### What is required
Pick out the lines below with "button" and list them.

Data excerpts:
_ _ _ _

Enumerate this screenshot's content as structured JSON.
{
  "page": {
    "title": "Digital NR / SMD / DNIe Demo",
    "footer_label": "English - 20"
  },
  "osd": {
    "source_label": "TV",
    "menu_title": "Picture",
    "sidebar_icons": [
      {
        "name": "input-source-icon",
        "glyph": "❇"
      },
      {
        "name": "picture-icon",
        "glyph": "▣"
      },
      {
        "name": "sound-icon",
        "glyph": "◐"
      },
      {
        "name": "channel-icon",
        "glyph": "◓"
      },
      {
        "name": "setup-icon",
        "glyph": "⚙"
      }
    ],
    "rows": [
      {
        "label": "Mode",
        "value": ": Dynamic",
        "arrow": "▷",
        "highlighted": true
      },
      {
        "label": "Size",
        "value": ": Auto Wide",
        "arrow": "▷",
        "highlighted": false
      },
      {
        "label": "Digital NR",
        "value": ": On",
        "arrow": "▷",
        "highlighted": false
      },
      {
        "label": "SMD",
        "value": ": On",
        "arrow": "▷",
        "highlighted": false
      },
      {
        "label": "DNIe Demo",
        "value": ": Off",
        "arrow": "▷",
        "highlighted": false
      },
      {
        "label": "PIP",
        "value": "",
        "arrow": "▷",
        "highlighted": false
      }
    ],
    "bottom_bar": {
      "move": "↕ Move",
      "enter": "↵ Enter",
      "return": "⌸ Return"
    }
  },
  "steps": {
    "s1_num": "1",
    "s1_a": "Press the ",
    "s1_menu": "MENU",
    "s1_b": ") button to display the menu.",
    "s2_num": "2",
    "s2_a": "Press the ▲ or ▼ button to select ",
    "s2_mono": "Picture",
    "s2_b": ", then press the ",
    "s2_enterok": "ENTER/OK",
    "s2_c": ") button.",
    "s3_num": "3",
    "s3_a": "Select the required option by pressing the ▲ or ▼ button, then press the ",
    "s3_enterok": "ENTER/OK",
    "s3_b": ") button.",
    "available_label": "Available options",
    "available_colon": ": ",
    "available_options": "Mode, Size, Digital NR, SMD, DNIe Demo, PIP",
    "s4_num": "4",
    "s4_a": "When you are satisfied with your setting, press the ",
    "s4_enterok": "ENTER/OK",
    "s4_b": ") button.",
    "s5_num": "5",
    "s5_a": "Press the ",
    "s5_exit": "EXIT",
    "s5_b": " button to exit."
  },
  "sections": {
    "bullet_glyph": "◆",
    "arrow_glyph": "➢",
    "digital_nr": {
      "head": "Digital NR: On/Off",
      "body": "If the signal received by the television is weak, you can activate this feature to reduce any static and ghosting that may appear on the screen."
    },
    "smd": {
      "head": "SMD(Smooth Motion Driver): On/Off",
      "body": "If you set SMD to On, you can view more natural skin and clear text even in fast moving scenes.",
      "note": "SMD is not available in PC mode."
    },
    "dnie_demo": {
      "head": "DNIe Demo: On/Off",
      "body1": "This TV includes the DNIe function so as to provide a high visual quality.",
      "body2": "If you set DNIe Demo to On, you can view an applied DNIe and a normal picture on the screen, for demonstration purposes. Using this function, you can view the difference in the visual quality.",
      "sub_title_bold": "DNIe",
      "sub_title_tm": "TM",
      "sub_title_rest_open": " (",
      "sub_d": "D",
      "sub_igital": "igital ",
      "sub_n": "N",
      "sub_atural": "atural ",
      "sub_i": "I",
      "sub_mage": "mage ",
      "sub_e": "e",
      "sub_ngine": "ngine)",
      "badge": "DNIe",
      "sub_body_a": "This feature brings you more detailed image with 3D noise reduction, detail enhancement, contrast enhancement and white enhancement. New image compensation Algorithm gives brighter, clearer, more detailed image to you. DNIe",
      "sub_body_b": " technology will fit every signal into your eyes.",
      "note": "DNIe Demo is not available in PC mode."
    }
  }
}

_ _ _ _

### Result of this task
    "s1_b": ") button to display the menu.",
    "s2_a": "Press the ▲ or ▼ button to select ",
    "s2_c": ") button.",
    "s3_a": "Select the required option by pressing the ▲ or ▼ button, then press the ",
    "s3_b": ") button.",
    "s4_b": ") button.",
    "s5_b": " button to exit."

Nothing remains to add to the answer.